      Look at us and others......continuing to "fix" things for them all.  Nature, I guess and nurturing for us.
  • @Strongwoman the love for our children forces us to put their wellbeing first. Nothing else matters.
  • Strongwoman
    @flory No truer words have been spoken <3
  • I just wanted to add an update to this thread - I've outlived their 'months to live' by many months now. I'm on weekly Taxol and Avastin is added every 2 weeks.  My tumors shrunk a bit and seem stable for now.  They warn me the progression could start again at any time.  I'm on borrowed time but making the most of it.  Who knows what might come along for me in the future?  I never give up hope and I never give up fighting and researching my cancer type.  Hope is possible and keeps me going.  
  • @BellaDonna1959 very inspiring and encouraging!!! Wishing you all the best!
  • Strongwoman
    @BellaDonna1959 That is wonderful news!  Have you been feeling better overall than you had been?
    Hope is possible and is a true statement.  

    I will leave with a quote from "When Bad Things Happen to Good People" by Harold S. Kushner
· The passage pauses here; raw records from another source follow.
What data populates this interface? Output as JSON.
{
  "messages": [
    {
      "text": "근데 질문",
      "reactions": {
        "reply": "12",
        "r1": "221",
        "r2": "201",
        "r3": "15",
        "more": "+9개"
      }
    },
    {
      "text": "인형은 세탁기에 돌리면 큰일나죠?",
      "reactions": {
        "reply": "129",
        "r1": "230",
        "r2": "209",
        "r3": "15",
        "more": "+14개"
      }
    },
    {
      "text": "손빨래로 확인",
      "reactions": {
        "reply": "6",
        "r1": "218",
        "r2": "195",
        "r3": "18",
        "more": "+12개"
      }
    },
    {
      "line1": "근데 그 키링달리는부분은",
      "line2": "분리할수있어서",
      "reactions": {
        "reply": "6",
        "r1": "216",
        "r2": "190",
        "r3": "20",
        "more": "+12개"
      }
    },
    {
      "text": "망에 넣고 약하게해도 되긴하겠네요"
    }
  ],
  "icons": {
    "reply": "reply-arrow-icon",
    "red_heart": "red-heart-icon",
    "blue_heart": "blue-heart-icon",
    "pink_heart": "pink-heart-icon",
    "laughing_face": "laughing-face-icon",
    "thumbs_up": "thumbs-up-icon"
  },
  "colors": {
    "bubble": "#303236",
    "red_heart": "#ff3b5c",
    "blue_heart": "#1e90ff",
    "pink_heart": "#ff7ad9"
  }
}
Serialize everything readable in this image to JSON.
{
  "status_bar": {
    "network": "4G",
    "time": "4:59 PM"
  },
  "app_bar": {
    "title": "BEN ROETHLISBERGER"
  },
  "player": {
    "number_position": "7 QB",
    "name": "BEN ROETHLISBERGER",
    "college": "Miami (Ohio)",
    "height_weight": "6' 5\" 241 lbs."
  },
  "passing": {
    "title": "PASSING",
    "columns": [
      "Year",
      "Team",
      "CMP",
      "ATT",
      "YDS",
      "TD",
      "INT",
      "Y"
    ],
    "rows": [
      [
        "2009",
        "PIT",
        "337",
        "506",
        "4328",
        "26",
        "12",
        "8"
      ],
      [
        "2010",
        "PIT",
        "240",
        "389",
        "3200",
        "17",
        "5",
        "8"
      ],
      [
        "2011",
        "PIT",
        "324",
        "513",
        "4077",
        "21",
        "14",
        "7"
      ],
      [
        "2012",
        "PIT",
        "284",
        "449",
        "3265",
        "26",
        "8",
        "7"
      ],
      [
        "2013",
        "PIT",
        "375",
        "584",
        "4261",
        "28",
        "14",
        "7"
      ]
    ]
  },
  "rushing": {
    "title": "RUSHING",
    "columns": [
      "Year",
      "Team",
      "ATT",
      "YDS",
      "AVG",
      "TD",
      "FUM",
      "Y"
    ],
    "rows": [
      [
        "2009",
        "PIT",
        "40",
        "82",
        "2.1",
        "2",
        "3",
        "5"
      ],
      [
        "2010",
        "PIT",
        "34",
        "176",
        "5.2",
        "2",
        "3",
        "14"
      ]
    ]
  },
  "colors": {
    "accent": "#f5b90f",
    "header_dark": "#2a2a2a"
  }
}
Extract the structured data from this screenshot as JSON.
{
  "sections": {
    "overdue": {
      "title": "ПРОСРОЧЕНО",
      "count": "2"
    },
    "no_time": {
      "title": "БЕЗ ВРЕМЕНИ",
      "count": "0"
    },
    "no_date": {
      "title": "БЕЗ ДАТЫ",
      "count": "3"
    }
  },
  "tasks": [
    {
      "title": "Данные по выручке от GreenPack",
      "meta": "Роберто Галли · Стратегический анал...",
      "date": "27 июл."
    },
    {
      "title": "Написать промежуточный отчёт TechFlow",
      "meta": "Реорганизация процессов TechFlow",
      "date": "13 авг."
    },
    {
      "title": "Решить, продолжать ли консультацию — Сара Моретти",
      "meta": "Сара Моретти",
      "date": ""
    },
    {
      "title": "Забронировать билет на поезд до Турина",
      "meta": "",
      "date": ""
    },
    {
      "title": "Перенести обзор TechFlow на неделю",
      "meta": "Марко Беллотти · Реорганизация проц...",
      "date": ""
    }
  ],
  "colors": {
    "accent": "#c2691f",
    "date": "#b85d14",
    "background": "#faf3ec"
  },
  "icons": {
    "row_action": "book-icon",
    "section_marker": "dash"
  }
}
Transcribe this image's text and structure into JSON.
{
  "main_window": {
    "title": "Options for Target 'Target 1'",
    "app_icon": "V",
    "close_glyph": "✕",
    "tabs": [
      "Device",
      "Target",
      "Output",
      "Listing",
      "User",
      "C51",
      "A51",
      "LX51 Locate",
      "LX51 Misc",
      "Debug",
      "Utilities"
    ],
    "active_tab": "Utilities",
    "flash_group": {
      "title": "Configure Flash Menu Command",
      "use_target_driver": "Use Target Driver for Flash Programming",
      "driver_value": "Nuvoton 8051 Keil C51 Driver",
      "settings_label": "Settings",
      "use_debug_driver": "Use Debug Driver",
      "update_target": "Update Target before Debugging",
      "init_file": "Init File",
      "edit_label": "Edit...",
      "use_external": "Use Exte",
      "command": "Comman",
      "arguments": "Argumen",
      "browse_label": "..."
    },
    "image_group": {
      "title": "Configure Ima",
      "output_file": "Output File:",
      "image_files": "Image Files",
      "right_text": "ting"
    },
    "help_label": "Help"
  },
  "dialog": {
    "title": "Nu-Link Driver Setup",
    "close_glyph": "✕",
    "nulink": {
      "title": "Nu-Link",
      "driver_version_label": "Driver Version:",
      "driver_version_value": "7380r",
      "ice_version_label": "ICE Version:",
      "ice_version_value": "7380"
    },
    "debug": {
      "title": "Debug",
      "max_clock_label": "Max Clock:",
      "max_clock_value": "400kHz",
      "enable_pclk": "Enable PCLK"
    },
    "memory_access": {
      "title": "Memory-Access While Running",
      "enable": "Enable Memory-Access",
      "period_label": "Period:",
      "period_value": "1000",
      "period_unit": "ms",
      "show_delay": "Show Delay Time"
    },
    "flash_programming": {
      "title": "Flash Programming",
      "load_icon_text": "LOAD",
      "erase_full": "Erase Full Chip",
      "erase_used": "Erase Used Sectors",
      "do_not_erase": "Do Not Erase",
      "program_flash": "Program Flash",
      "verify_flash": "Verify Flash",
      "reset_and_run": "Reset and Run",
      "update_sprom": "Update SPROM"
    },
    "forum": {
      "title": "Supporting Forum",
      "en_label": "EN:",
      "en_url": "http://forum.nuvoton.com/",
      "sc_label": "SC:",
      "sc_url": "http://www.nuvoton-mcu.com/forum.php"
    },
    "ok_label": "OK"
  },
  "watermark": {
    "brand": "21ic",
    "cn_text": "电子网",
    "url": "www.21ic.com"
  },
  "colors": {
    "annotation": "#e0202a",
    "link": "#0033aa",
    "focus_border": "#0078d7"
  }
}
    "We may not ever understand why we suffer or be able to control the forces that cause our suffering but we can have a lot to say about what the suffering does to us, and what sort of people we become because of it.  Pain makes some people bitter and envious.  It makes others sensitive and compassionate.  It is the result, not the cause, of the pain that makes some experiences of pain meaningful and others empty and destructive."  
  • @flory
    You're a trooper. Sounds like you are faring well in respect to side effects. You are definitely doing everything right. I have found that I often avoid my home office because that is where I have to put my stuff in order. I have been going at it...but rather slowly...and with a lot of procrastination. I am hoping with the onset of winter that I will pick up the pace and get things done. That way it will not always be on my is a nuisance distraction.